Extracted records:
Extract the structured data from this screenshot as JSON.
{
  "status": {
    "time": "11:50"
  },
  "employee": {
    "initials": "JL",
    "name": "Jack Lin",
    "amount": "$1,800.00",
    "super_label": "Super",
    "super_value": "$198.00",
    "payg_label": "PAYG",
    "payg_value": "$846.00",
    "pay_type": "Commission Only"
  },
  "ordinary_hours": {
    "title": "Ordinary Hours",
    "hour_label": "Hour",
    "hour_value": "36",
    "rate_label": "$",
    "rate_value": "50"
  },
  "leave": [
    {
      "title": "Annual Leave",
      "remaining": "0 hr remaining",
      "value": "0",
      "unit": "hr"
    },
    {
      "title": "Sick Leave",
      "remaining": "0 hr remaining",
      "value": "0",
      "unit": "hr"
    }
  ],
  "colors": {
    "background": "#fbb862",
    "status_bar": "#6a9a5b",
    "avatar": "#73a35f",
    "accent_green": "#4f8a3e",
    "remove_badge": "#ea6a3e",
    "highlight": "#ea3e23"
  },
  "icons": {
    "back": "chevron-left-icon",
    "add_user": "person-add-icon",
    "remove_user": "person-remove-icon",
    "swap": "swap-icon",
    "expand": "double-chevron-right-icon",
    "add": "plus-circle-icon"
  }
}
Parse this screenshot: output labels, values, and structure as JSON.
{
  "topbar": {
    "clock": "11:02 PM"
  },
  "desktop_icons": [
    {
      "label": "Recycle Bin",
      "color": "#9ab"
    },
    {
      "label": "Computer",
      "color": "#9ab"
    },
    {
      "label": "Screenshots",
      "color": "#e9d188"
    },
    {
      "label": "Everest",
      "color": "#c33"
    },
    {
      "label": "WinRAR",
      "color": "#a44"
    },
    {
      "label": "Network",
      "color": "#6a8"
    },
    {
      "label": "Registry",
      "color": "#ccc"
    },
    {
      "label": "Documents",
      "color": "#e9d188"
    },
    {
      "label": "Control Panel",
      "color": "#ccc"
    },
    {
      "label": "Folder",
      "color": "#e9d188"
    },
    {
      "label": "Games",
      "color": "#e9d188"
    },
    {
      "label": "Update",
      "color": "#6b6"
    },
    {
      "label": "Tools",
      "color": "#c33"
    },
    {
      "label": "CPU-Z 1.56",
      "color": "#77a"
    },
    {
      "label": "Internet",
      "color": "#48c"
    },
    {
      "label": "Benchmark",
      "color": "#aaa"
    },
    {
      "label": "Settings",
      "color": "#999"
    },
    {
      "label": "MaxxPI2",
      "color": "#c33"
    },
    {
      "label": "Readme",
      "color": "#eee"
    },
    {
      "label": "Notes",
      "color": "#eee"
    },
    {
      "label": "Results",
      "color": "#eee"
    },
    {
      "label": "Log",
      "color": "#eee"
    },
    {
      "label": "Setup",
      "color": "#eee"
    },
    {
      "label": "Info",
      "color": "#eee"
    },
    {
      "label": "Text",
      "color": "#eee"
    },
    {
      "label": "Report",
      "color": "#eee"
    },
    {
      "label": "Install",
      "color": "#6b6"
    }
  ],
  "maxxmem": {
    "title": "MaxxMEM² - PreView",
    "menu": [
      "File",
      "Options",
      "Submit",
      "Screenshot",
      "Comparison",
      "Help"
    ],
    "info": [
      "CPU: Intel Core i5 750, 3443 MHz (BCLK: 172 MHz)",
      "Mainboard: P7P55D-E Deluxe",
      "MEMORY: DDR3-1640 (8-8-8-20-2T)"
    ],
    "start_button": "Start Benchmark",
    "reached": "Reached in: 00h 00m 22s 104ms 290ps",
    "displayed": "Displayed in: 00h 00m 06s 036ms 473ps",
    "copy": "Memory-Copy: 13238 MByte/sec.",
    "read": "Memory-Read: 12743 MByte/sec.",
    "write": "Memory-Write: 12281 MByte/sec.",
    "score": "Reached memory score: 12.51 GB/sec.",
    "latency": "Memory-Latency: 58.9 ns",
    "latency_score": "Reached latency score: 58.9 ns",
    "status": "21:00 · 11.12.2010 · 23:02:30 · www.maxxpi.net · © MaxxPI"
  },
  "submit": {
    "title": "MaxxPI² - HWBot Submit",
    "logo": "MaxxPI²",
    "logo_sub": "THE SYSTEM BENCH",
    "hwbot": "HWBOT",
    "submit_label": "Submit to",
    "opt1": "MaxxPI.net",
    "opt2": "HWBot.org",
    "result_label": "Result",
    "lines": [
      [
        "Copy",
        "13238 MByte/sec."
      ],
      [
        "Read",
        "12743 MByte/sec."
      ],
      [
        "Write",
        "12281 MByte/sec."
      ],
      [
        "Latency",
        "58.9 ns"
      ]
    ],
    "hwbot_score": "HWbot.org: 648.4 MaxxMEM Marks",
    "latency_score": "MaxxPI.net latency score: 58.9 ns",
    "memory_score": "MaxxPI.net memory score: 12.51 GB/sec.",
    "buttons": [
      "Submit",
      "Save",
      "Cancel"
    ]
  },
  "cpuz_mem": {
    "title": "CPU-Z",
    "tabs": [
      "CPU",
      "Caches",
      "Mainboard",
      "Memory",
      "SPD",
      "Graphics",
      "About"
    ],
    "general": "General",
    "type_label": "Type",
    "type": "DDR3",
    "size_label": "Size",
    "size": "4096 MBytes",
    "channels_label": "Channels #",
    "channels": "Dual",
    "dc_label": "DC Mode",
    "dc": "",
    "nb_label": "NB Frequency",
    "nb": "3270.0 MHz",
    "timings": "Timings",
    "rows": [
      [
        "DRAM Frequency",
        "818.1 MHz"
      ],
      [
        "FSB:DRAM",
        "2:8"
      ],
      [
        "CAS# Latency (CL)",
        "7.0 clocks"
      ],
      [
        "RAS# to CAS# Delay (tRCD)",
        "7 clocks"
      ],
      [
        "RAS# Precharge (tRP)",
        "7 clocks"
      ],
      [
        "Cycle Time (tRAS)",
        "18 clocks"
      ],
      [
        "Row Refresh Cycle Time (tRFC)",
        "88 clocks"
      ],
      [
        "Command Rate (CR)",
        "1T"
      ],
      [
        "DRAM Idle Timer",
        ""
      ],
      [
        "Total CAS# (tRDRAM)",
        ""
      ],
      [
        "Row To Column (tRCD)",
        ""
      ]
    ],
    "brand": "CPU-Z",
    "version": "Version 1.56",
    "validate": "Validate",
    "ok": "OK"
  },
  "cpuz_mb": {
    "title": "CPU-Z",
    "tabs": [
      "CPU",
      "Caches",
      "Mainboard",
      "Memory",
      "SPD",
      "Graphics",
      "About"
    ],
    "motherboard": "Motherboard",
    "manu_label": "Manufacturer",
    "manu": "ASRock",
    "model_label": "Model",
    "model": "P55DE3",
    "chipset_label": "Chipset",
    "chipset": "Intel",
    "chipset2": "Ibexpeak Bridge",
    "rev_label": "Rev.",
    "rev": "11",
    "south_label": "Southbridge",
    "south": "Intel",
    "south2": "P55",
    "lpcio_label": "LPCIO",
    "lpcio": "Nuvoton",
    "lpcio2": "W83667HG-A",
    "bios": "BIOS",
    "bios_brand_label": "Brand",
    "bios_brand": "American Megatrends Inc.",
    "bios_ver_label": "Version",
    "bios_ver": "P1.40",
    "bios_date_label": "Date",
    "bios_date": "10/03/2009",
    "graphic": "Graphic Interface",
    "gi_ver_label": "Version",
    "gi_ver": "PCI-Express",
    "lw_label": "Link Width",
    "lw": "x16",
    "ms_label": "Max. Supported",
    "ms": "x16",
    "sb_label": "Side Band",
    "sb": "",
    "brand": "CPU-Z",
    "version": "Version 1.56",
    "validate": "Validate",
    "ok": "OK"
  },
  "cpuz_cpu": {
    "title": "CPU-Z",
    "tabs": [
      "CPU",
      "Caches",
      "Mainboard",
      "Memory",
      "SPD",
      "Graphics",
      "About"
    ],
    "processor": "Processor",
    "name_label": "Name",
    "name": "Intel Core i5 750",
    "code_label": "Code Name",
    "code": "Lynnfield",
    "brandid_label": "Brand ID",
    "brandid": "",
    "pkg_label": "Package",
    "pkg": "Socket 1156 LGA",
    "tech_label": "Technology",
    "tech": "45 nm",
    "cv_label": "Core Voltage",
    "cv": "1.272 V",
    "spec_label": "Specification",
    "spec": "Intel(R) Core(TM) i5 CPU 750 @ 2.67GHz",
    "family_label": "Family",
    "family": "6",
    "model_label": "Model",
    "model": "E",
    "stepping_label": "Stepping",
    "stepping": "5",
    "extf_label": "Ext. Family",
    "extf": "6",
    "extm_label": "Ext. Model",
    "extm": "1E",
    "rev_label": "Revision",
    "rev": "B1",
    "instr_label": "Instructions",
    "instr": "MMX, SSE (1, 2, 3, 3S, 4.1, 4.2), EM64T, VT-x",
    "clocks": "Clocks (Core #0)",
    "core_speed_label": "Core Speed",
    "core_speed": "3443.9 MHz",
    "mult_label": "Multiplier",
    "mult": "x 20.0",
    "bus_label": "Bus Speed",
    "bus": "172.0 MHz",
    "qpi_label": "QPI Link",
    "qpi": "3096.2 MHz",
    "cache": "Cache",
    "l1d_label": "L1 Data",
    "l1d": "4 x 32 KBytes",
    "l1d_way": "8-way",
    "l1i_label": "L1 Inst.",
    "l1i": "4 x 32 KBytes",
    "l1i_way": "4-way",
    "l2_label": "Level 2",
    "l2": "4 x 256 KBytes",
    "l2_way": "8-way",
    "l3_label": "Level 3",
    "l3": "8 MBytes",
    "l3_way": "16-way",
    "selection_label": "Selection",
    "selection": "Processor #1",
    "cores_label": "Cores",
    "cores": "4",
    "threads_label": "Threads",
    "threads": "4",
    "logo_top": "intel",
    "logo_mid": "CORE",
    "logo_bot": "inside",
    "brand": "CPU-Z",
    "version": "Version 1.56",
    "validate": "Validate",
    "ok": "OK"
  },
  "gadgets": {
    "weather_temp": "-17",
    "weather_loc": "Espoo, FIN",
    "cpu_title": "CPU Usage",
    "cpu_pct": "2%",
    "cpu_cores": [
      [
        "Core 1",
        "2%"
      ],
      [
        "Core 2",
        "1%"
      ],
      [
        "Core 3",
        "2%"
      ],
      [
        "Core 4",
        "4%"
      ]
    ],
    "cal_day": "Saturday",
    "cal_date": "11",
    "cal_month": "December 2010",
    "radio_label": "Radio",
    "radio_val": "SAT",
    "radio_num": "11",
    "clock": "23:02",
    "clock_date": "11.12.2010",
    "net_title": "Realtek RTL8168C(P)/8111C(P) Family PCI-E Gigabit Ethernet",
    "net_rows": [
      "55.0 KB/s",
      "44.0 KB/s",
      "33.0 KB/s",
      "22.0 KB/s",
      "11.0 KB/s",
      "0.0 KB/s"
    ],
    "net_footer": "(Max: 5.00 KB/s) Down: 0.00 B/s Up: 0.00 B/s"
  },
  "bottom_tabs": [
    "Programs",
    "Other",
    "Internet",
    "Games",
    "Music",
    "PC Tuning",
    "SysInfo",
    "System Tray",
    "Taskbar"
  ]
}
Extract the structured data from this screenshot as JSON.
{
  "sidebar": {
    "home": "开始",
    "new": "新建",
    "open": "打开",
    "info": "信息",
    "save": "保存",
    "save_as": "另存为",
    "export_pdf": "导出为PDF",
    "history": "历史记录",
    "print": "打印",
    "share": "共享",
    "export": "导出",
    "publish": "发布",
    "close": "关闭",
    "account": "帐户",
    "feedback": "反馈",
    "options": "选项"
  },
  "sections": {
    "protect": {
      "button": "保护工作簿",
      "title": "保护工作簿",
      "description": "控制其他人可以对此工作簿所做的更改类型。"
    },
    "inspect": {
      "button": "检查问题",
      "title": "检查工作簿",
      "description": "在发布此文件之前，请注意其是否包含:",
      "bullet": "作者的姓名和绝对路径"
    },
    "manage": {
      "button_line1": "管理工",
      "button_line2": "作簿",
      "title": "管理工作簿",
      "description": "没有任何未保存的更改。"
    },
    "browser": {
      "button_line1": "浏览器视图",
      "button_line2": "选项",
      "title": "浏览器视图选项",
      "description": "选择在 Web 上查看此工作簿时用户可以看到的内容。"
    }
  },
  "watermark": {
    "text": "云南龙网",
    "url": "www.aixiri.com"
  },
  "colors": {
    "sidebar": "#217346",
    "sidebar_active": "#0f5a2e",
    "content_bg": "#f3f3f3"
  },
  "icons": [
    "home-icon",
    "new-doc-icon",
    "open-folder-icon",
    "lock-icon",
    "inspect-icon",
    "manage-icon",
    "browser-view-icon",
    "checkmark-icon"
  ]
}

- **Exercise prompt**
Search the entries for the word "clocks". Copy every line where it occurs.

- **Solution for this problem**
        "7.0 clocks"
        "7 clocks"
        "7 clocks"
        "18 clocks"
        "88 clocks"
    "clocks": "Clocks (Core #0)",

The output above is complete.